Nutrition and Mental Health: Advanced Clinical Concepts is a 1-hour online continuing education (CE/CEU) course that examines how what we eat influences how we feel, both physically and mentally. While the role of adequate nutrition in maintaining mental health has been established for some time, just how clinicians go about providing the right nutritional information to the patient at the right time – to not just ensure good mental health, but actually optimize mood – has not been so clear. With myriad diets, weight loss supplements and programs, clients often find themselves reaching for the next best nutritional solution, all the while, unsure how they will feel, or even what to eat to feel better. On the other side of the equation, clinicians so often face not just a client’s emotional, situational, and relational concerns, but concerns that are clearly mired in how the client feels physically, and what impact his/her nutritional health may have on these concerns.
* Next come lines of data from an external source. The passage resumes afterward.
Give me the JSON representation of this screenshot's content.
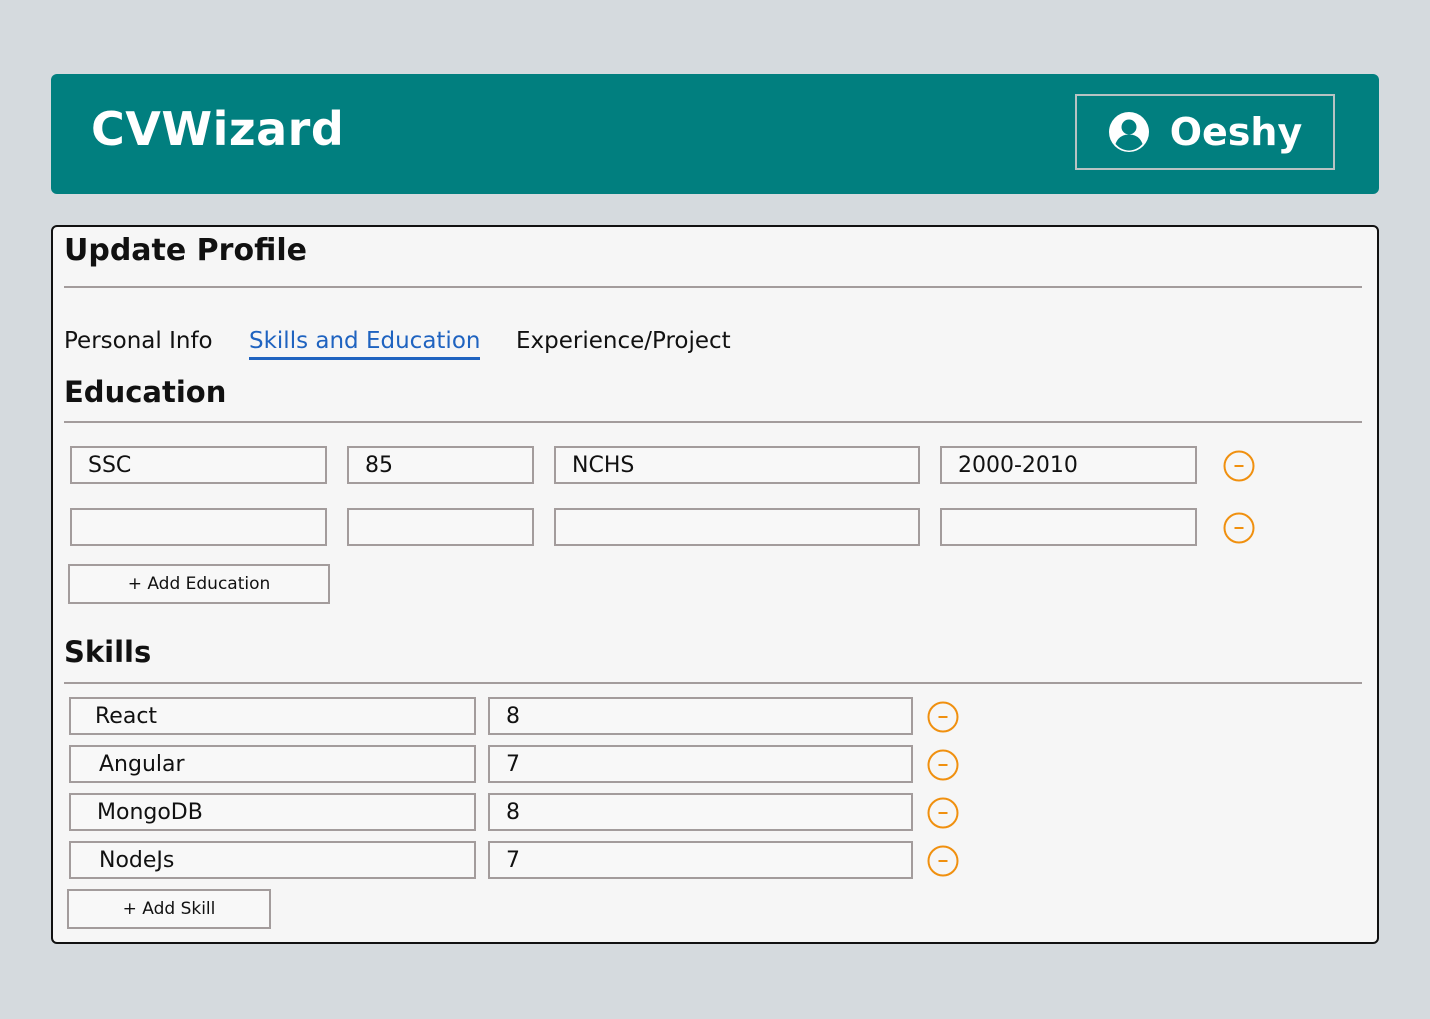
{
  "header": {
    "brand": "CVWizard",
    "user_name": "Oeshy",
    "user_icon": "user-circle-icon"
  },
  "card": {
    "title": "Update Profile",
    "tabs": [
      {
        "label": "Personal Info",
        "active": false
      },
      {
        "label": "Skills and Education",
        "active": true
      },
      {
        "label": "Experience/Project",
        "active": false
      }
    ]
  },
  "education": {
    "title": "Education",
    "rows": [
      {
        "degree": "SSC",
        "score": "85",
        "institute": "NCHS",
        "years": "2000-2010"
      },
      {
        "degree": "",
        "score": "",
        "institute": "",
        "years": ""
      }
    ],
    "add_label": "+ Add Education",
    "remove_icon": "minus-circle-icon"
  },
  "skills": {
    "title": "Skills",
    "rows": [
      {
        "name": "React",
        "level": "8"
      },
      {
        "name": "Angular",
        "level": "7"
      },
      {
        "name": "MongoDB",
        "level": "8"
      },
      {
        "name": "NodeJs",
        "level": "7"
      }
    ],
    "add_label": "+ Add Skill",
    "remove_icon": "minus-circle-icon"
  },
  "colors": {
    "header_bg": "#017f7f",
    "accent_tab": "#1f63c0",
    "remove_icon": "#f0900f",
    "page_bg": "#d5dade"
  }
}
For example, research into the role of blood sugar levels has demonstrated a clear crossover with client impulse control. Additionally, the gut microbiome, and its role in serotonin production and regulation has consistently made clear that without good gut health, mitigating anxiety and depression becomes close to impossible. So if good mental health begins with good nutritional health, where should clinicians start? What advice should they give to a depressed client? An anxious client? A client with impulse control problems? This course will answer these questions and more. Comprised of three sections, the course will begin with an overview of macronutrient intake and mental health, examining recent popular movements such as intermittent fasting, carb cycling and ketogenic diets, and their impact on mental health. In section two, we will look specifically at the role of blood sugar on mental health, and research that implicates blood sugar as both an emotional and behavioral regulator. Gut health, and specifically the gut microbiome, and its influence on mood and behavior will then be explored. Lastly, specific diagnoses and the way they are impacted by specific vitamins and minerals will be considered. Section three will deliver specific tools, you, the clinician, can use with your clients to assess, improve and maximize nutrition to optimize mental health. Course #11-06 | 2017 | 21 pages | 10 posttest questions

Professional Development Resources is a nonprofit educational corporation 501(c)(3) organized in 1992. We are approved to sponsor continuing education by the American Psychological Association (APA); the National Board of Certified Counselors (NBCC); the Association of Social Work Boards (ASWB); the American Occupational Therapy Association (AOTA); the American Speech-Language-Hearing Association (ASHA); the Commission on Dietetic Registration (CDR); the Alabama State Board of Occupational Therapy; the Florida Boards of Social Work, Mental Health Counseling and Marriage and Family Therapy, Psychology & School Psychology, Dietetics & Nutrition, Speech-Language Pathology and Audiology, and Occupational Therapy Practice; the Ohio Counselor, Social Worker & MFT Board and Board of Speech-Language Pathology and Audiology; the South Carolina Board of Professional Counselors & MFTs; the Texas Board of Examiners of Marriage & Family Therapists and State Board of Social Worker Examiners; and are CE Broker compliant (all courses are reported within one week of completion).